→ **WORK INSTRUCTION**: Set down the data below in full, exactly as it reads, but without the pictures.

(Dataset records)
===============

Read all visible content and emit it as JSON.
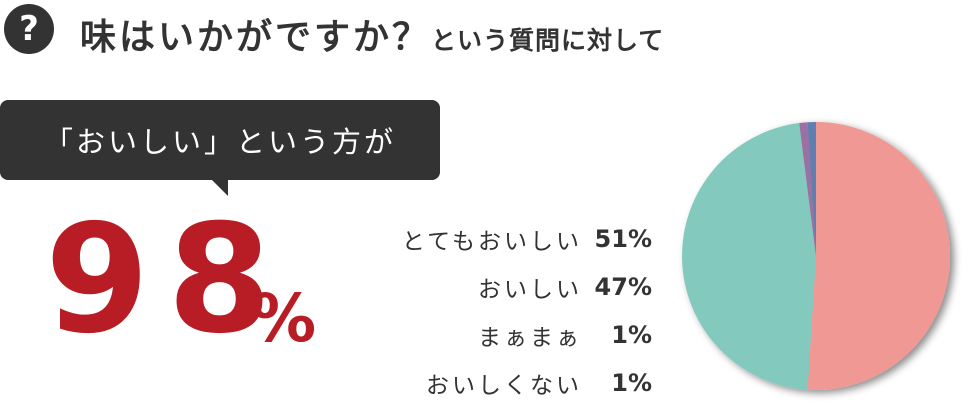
{
  "header": {
    "icon": "question-icon",
    "icon_text": "?",
    "title": "味はいかがですか？",
    "title_suffix": "という質問に対して"
  },
  "callout": {
    "text": "「おいしい」という方が",
    "value": "98",
    "unit": "%"
  },
  "chart_data": {
    "type": "pie",
    "title": "味はいかがですか？",
    "categories": [
      "とてもおいしい",
      "おいしい",
      "まぁまぁ",
      "おいしくない"
    ],
    "values": [
      51,
      47,
      1,
      1
    ],
    "labels": [
      "51%",
      "47%",
      "1%",
      "1%"
    ],
    "colors": [
      "#f09894",
      "#84c9bd",
      "#9b6fa3",
      "#5f7fb3"
    ],
    "start": "top",
    "direction": "clockwise",
    "legend": "left"
  }
}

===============

→ **ANSWER TO THIS TASK**:
Read all visible content and emit it as JSON.
{
  "header": {
    "icon": "question-icon",
    "icon_text": "?",
    "title": "味はいかがですか？",
    "title_suffix": "という質問に対して"
  },
  "callout": {
    "text": "「おいしい」という方が",
    "value": "98",
    "unit": "%"
  },
  "chart_data": {
    "type": "pie",
    "title": "味はいかがですか？",
    "categories": [
      "とてもおいしい",
      "おいしい",
      "まぁまぁ",
      "おいしくない"
    ],
    "values": [
      51,
      47,
      1,
      1
    ],
    "labels": [
      "51%",
      "47%",
      "1%",
      "1%"
    ],
    "colors": [
      "#f09894",
      "#84c9bd",
      "#9b6fa3",
      "#5f7fb3"
    ],
    "start": "top",
    "direction": "clockwise",
    "legend": "left"
  }
}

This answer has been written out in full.